John Myers
Sept. 20, 2016 – 2:47 p.m.

The retiring forecaster for California’s largest public employee pension fund offered some final advice on Tuesday: State and local governments should be required to pay more into the system as soon as next year.

Alan Milligan, who is stepping down as chief actuary of the California Public Employees Retirement System, told the agency’s directors that investment returns continue to come in lower than expected and the pension fund should recalibrate its long-term investment prediction — the “discount rate” — no later than February.

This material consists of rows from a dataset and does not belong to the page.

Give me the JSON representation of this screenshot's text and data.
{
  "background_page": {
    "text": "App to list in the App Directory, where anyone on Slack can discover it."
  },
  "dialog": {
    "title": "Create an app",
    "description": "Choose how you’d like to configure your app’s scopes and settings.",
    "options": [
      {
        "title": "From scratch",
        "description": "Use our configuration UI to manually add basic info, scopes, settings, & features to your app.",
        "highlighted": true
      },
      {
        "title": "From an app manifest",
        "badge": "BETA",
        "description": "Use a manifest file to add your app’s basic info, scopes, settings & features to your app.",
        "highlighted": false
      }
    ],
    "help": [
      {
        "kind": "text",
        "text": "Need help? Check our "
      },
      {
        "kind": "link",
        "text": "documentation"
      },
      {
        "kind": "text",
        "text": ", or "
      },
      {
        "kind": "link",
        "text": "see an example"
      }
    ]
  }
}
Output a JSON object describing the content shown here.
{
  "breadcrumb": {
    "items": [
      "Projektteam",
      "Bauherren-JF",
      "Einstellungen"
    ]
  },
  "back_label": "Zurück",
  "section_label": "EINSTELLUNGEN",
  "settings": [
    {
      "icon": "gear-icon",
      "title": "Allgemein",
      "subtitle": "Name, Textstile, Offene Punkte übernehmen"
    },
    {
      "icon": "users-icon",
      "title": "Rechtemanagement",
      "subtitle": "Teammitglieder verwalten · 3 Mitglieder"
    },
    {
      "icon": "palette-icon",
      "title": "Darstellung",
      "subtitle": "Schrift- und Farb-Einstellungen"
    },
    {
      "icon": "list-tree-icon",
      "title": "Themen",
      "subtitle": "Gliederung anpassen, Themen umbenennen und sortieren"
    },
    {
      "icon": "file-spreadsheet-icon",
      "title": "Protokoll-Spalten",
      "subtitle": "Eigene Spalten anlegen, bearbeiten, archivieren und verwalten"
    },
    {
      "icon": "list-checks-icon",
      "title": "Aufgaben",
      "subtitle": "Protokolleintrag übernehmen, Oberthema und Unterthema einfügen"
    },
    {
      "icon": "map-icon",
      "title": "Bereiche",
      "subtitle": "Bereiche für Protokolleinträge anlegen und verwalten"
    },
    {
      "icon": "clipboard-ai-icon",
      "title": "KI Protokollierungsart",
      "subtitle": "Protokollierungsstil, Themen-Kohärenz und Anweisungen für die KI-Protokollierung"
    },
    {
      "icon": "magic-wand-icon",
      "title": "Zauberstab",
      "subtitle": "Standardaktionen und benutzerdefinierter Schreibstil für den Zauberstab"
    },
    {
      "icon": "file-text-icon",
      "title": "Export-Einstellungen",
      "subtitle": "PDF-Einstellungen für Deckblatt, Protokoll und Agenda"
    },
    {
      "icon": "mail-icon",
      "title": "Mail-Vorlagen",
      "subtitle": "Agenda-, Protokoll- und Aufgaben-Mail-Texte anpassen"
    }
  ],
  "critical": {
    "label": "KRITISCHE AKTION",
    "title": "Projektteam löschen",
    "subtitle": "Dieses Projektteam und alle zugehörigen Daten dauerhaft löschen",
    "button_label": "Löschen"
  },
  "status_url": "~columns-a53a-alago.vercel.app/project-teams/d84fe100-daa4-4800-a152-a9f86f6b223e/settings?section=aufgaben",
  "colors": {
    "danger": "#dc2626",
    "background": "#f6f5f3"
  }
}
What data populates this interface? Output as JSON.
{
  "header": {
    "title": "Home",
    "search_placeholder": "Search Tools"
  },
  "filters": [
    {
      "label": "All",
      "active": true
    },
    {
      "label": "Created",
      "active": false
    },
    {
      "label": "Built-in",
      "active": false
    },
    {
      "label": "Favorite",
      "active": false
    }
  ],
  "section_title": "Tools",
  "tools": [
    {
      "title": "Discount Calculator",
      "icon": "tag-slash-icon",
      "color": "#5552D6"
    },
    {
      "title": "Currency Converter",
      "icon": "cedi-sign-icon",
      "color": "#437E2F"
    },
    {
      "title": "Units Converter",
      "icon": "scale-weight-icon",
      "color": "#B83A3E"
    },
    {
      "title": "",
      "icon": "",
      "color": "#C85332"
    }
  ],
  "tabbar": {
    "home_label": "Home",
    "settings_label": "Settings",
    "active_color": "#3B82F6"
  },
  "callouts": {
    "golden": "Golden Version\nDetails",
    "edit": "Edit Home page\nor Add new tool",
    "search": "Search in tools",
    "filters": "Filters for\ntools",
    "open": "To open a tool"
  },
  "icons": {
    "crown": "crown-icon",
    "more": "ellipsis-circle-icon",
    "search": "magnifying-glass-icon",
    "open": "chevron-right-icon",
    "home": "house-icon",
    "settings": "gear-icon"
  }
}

“If you were to adopt a lowering of the discount rate now, that would buffer the impact” on state and local government budgets, Milligan said at the meeting in Sacramento.

CalPERS currently assumes an average annual return of 7.5% on its investment portfolio. That number influences how much governments, as the employer, must contribute. A lower long-term assumption can add billions of dollars in government expenses, but missing the mark over the long haul can add to CalPERS’ unfunded liability.

Milligan told the CalPERS directors that they should consider lowering the long-term discount rate to 7.25%, though his report on Tuesday projected the coming decade will only see an average return of 6.12%.

“The capital markets are simply not expecting to return as much in the next 10 years or so as they have historically,” Milligan said.

Gov. Jerry Brown lobbied the pension system last year to move quickly to shrink its investment assumptions, an effort to get a more full accounting of the ultimate price tag for taxpayers.